__Requirement__: Go through the records below and report each line with "JSON" in it.

# # # # # # #

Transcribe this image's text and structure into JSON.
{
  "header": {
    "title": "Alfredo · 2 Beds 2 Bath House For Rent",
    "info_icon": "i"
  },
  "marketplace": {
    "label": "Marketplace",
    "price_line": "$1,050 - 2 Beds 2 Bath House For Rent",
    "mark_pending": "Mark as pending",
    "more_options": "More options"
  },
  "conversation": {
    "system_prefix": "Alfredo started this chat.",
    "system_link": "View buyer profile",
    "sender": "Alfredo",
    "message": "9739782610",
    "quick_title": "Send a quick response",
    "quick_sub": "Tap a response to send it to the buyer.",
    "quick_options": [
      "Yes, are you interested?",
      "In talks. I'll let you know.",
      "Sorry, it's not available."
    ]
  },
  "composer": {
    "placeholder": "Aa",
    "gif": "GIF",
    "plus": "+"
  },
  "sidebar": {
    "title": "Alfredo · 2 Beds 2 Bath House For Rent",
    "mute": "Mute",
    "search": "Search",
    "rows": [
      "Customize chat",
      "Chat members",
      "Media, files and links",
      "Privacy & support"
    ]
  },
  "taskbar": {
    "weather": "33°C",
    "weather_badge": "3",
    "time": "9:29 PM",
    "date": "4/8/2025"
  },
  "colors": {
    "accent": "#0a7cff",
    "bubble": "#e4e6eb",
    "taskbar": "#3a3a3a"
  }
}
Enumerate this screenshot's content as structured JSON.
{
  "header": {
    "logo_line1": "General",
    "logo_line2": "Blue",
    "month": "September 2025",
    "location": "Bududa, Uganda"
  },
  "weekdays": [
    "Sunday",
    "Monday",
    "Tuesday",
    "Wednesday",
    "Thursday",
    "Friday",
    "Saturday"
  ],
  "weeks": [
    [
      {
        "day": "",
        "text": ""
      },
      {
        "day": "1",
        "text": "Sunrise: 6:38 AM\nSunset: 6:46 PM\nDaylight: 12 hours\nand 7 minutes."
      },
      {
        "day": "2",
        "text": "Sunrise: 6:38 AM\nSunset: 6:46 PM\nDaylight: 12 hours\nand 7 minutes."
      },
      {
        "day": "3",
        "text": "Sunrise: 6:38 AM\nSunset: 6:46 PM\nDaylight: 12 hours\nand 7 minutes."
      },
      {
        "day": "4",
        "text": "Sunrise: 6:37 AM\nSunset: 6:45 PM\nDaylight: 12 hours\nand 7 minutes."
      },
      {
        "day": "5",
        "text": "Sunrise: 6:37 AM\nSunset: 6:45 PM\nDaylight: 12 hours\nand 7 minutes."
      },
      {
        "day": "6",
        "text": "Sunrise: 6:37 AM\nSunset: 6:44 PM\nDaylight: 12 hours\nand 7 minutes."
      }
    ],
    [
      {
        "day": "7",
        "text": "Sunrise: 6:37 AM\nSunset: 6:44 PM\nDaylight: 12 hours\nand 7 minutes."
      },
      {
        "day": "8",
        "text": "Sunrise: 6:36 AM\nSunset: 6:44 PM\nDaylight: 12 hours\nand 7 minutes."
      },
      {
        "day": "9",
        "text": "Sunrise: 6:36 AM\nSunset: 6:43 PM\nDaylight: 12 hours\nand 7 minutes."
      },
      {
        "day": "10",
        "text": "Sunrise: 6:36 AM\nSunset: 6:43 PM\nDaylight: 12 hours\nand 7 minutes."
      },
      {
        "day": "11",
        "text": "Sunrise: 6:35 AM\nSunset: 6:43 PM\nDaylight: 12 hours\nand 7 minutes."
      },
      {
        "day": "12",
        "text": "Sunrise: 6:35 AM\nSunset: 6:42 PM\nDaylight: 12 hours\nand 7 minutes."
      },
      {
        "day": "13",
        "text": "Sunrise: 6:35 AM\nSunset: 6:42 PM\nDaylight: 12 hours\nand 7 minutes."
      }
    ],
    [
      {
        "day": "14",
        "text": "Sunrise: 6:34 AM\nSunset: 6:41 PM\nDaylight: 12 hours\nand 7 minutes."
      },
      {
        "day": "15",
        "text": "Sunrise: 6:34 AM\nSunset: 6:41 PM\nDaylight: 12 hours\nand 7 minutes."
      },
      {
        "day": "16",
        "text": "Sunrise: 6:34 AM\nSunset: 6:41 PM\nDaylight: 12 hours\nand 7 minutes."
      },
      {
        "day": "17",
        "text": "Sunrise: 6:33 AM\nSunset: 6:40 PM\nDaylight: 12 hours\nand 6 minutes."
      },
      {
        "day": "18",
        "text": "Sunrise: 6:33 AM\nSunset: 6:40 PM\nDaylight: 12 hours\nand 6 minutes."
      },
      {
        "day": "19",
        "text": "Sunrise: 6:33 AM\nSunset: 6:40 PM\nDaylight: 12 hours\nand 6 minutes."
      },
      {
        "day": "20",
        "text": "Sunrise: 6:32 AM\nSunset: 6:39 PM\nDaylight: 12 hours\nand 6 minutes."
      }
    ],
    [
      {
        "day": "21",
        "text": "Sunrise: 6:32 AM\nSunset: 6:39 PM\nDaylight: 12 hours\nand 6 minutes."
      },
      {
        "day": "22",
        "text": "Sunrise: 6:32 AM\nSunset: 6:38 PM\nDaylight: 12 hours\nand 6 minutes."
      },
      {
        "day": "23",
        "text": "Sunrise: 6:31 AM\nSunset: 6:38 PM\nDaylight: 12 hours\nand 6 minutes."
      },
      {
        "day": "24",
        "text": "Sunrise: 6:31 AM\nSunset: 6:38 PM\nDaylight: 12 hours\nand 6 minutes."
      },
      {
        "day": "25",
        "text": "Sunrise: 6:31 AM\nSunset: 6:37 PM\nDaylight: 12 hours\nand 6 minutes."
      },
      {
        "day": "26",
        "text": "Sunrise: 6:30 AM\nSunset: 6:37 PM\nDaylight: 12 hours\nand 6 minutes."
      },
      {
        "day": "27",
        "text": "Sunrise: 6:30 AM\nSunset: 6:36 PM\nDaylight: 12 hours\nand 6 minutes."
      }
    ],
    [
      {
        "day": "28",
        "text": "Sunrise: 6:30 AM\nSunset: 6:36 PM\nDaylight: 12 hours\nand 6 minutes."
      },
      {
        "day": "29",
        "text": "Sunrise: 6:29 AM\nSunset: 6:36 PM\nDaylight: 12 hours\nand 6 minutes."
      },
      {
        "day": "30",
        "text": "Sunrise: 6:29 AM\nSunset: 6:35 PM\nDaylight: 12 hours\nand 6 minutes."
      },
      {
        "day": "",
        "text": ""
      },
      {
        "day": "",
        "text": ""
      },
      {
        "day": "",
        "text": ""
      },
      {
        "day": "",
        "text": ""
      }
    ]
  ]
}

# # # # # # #

__Final answer__:
Transcribe this image's text and structure into JSON.
Enumerate this screenshot's content as structured JSON.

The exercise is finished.